One way to interpret these results is to use them to anticipate the implications of an NLA-based fee schedule. Based on these estimates, an across-the-board NLA reduction of about 1.5 percent would be necessary to create a budget-neutral lab fee schedule based on current NLAs. Conversely, Medicare outpatient lab spending would increase about 1.5 percent if all payments were raised to the NLA.
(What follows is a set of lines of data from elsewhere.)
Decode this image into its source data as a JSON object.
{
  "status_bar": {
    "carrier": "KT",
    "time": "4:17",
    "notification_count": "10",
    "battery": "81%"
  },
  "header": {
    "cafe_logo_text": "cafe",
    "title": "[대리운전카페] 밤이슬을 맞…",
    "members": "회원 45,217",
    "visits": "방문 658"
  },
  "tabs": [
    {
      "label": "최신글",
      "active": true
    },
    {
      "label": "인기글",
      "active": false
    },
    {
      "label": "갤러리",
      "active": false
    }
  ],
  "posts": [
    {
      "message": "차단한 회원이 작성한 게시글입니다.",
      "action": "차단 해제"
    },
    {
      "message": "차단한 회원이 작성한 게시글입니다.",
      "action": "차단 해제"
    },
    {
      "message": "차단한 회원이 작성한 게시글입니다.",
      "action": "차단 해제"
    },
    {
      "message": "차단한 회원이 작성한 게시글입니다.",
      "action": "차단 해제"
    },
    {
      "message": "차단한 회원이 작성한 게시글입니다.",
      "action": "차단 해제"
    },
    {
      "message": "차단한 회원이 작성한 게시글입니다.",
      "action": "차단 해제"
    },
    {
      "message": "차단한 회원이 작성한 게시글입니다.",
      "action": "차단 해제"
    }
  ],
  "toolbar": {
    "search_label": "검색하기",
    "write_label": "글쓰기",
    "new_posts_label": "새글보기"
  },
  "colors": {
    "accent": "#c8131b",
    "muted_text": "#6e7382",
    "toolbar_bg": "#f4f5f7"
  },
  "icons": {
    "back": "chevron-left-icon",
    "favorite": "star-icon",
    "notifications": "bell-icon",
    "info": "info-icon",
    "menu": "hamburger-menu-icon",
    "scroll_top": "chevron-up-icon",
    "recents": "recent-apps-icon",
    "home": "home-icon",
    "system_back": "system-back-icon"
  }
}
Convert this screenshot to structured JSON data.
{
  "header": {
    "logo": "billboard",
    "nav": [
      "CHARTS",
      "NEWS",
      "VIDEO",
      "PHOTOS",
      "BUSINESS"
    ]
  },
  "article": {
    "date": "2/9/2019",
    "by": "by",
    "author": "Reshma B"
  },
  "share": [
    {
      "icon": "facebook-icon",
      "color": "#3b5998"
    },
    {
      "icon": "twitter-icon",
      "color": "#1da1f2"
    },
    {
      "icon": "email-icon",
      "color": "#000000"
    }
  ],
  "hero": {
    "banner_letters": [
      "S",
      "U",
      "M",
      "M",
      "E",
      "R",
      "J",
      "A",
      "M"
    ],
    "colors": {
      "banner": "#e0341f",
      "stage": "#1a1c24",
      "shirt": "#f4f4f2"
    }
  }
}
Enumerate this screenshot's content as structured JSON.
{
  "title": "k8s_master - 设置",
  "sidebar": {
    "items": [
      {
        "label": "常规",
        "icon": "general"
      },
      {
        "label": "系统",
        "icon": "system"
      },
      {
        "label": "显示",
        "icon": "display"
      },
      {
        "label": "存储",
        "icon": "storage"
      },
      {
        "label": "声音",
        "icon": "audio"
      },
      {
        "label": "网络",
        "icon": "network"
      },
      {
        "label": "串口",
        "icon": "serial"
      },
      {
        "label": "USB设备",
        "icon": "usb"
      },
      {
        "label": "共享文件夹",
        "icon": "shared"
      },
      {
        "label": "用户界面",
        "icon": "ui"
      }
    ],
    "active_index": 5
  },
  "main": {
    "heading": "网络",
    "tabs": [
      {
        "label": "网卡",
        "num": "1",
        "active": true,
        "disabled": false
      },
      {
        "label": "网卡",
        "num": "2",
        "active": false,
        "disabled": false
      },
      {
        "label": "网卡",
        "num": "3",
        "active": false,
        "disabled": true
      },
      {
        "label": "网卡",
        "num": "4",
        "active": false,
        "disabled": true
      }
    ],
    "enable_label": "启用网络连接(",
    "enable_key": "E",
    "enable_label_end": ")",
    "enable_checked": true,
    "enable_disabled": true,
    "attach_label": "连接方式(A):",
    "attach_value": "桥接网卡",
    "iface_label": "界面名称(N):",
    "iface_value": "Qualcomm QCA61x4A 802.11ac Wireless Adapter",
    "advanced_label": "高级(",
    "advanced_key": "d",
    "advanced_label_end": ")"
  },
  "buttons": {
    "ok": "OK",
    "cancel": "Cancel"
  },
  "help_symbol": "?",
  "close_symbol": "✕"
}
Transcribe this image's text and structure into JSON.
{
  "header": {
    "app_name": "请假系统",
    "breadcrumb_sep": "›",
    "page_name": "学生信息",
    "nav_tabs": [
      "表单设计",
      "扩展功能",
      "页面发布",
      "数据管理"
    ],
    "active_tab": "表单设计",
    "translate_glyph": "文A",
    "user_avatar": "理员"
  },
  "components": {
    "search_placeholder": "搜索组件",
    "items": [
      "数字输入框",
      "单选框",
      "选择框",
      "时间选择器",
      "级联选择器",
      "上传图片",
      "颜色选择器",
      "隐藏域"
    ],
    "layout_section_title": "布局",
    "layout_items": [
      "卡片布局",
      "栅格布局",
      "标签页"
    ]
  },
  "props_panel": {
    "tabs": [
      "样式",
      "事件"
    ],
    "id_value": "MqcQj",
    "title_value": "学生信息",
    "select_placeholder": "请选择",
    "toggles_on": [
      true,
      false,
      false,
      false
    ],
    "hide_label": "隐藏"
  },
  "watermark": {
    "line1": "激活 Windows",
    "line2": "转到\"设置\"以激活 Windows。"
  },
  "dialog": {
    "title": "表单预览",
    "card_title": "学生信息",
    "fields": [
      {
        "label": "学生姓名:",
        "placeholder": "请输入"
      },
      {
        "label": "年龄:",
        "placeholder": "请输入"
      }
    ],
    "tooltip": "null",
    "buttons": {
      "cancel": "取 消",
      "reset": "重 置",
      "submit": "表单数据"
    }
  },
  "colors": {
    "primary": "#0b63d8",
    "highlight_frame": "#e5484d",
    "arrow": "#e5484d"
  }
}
This estimate is based only on those high-cost or high-volume services that account for most of Medicare spending. The unweighted estimate for all services implies that a reduction of about 4 percent would be necessary, but this is an upper bound that is likely to dramatically overstate the correct amount. Although 1.5 percent is a lower bound, the correct adjustment will lie much closer to 1.5 than to 4 percent, because of the large share of spending accounted for by the services studied. More accurate estimates could be calculated easily from data on total spending for all codes or, better still, service volumes for each code in each region. The present estimates, however, provide fairly strong evidence that Medicare’s present payment policy is, in effect, an NLA-based fee schedule.